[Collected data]
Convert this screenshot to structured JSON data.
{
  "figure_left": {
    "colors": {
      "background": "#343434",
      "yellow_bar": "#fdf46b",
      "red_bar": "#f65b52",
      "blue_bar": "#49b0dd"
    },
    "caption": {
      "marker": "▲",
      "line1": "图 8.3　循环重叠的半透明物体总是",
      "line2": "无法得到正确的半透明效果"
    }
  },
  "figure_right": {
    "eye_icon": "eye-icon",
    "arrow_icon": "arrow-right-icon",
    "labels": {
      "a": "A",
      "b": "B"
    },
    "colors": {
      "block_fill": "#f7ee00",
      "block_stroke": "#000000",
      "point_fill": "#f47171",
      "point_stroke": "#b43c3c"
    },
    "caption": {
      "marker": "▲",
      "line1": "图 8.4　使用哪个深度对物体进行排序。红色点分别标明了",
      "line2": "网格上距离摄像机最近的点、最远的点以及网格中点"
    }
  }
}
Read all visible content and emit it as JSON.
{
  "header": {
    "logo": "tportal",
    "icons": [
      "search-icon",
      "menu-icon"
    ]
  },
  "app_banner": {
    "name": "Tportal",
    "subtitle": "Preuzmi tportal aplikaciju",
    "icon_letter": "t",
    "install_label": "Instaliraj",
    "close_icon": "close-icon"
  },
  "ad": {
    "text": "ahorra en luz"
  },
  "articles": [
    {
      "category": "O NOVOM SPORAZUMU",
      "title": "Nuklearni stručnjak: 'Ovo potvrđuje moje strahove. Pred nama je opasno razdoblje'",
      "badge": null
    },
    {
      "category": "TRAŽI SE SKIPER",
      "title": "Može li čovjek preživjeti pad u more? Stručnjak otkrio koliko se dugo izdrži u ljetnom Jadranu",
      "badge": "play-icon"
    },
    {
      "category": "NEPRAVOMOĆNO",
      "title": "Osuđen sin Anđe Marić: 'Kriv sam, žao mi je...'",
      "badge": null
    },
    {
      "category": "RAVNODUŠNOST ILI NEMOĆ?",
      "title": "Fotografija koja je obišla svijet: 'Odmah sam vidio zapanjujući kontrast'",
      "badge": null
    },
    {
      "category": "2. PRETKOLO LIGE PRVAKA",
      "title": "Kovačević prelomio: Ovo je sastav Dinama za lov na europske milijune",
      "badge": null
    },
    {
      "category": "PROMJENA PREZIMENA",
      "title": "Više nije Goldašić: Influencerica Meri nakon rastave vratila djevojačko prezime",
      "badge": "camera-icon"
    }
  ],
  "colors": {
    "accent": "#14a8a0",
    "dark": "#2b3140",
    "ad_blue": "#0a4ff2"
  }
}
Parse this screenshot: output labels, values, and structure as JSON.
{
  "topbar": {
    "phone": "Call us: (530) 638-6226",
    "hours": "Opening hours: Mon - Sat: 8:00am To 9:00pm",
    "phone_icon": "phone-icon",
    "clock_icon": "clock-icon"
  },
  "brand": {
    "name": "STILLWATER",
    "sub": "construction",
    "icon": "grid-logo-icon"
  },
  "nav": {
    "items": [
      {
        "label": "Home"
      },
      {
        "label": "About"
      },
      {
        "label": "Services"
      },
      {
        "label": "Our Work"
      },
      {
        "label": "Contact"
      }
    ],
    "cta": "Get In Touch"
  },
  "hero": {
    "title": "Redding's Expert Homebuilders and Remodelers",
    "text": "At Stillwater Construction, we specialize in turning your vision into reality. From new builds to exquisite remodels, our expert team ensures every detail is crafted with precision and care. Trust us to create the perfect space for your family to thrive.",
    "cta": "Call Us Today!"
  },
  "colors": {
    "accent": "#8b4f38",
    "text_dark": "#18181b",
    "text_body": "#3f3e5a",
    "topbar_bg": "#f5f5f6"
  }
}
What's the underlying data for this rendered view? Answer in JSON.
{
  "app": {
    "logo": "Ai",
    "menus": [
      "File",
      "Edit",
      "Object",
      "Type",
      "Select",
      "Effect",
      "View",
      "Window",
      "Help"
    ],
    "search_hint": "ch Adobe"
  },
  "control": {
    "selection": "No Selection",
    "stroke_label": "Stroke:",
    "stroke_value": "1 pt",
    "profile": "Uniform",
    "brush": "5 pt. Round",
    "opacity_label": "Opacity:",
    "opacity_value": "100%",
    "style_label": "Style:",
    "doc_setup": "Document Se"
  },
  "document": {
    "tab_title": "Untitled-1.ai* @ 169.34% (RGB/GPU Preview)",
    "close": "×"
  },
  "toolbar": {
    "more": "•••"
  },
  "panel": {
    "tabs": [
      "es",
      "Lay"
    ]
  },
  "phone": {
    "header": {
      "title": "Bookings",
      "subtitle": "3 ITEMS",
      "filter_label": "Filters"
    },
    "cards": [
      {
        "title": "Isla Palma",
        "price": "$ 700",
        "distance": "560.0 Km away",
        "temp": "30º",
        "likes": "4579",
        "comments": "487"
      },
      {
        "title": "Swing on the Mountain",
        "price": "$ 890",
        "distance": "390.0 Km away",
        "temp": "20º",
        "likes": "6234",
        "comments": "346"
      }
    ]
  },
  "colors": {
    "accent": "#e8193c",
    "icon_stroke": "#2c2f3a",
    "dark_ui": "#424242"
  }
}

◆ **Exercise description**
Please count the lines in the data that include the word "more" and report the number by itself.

◆ **Response area**
2